The Illustrated London News of 1853 variously referred to Hemmings Patent Improved Portable Building Manufactory, the Clift House Factory and to the Avon Clift Iron Works with a Board of Directors both British and Australian which was active in Bristol until 1854/55. When Hemmings transferred operations to Bow, London he continued working there in the same line of business until at least 1870. Hemmings’ principal claim to fame, perhaps, comes with his pioneering development of the portable or temporary church both for home requirements and for export. His original motivation was to provide his son, who was an Australian emigrant, with some form of durable shelter. His inventive mind evolved a house which combined portability with the facility to be erected by inexperienced hands. Other people on seeing it wished for similar accommodation together with more rooms and a shop and Mr Hemmings saw the prospects for adaptations. A catalogue of 1854 shows single cottages and medium and large houses, including one for the Archbishop of Sydney. Sumptuous villas were constructed which included butlers’ pantries and libraries at prices which varied from 50 guineas for a simple cottage to 850 guineas for the more elaborate buildings. Other examples of buildings were: commercial buildings, small shops, even rows of shops for Melbourne, a hotel for 80 persons consisting of 2 storeys costing 2500 guineas, a three-storey iron bazaar shipped to Melbourne in 1855, churches and a pub, appropriately named the Iron Duke, erected in Narberth, Pembrokeshire. The scale of this enterprise can be judged from the number of ‘packages’ shipped to Australia. In 1853 he shipped 6369 such items valued at £111,000 (approx. £10,000,000 today) and the following year 30,000 packages were valued at £247,000 (approx. £22,000,000 today). It was said that few other manufacturers could match his design or functional quality.
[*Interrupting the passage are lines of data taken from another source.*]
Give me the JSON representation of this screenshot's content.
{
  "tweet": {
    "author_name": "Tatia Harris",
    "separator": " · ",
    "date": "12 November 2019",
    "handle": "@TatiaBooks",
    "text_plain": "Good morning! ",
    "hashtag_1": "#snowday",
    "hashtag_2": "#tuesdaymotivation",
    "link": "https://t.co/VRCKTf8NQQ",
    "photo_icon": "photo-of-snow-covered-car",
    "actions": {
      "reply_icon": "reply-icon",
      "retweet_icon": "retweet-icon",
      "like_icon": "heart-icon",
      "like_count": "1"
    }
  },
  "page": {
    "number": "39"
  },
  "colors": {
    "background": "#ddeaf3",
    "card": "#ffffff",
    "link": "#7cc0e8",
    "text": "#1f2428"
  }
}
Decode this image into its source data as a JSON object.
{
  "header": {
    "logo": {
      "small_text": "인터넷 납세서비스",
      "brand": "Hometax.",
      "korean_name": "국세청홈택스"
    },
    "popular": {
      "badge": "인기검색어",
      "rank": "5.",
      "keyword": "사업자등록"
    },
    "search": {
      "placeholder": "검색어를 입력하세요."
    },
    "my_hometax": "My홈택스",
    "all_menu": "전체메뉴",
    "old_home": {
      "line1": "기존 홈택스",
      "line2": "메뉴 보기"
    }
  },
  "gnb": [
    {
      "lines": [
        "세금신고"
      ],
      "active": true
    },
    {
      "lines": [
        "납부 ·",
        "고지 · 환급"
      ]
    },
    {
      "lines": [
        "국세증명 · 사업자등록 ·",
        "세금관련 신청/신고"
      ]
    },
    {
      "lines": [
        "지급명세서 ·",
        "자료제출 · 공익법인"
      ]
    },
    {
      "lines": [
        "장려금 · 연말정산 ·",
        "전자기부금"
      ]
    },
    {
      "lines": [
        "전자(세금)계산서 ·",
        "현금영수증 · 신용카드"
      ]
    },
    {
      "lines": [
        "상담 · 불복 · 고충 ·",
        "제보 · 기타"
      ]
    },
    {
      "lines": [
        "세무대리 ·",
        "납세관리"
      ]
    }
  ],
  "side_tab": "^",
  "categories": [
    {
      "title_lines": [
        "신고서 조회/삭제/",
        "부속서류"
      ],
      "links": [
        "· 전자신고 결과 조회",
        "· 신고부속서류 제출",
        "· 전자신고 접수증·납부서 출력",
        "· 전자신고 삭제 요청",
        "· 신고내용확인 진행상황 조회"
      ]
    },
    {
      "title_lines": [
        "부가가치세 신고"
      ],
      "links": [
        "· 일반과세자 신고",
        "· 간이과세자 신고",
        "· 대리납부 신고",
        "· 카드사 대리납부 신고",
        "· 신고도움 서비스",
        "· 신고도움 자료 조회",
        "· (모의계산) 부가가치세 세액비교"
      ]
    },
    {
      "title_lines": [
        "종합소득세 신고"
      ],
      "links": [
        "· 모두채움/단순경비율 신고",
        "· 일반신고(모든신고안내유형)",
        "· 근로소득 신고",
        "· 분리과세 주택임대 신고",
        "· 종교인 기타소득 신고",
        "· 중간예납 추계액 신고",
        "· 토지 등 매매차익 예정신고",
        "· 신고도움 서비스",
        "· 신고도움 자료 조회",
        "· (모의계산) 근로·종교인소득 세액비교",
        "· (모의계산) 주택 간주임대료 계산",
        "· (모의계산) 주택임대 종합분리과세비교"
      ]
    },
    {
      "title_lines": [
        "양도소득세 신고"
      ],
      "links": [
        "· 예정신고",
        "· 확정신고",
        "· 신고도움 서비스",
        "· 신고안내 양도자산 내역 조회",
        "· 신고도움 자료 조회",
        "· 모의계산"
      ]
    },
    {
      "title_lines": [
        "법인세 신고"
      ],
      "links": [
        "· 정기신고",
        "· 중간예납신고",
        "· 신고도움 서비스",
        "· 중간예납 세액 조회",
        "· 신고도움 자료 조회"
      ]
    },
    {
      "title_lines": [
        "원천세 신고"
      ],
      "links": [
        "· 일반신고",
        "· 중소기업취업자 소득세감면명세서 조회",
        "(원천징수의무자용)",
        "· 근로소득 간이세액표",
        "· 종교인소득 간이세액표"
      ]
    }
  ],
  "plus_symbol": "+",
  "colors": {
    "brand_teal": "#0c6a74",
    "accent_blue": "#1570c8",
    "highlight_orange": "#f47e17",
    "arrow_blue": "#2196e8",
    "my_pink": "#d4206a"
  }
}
An illustration entitled “A portable church made by Hemmings” taken from the Illustrated London News 1854 can be viewed here on page 3 BIAS Journal No 18 1985
The reed organ or harmonium in the Mission Room was built by F. Estey & Co of Brattleboro, Vermont. In 1863 Jacob Estey became the owner of a company which had existed in various forms since 1846 making melodeons. The recent arrival of the railway meant that instruments could be ordered by mail and sent all over the country. By 1900 the company had made about 300,000 instruments and for many years was the largest employer in Vermont with around 700 employees. By 1960 when production ceased, they had made about 500,000 reed or pipe organs including the “Acclimatized Folding Organ” made for Christian missionaries working in tropical climates.
You can read more about Estey organs here in an earlier blog: The Henton Chapel Organ
You may also be interested in watching this short interview with Ned Phoenix, Founder of the Estey Organ Museum: www.namm.org/library/oral-history/ned-phoenix
Written by Roger Coode, Museum Volunteer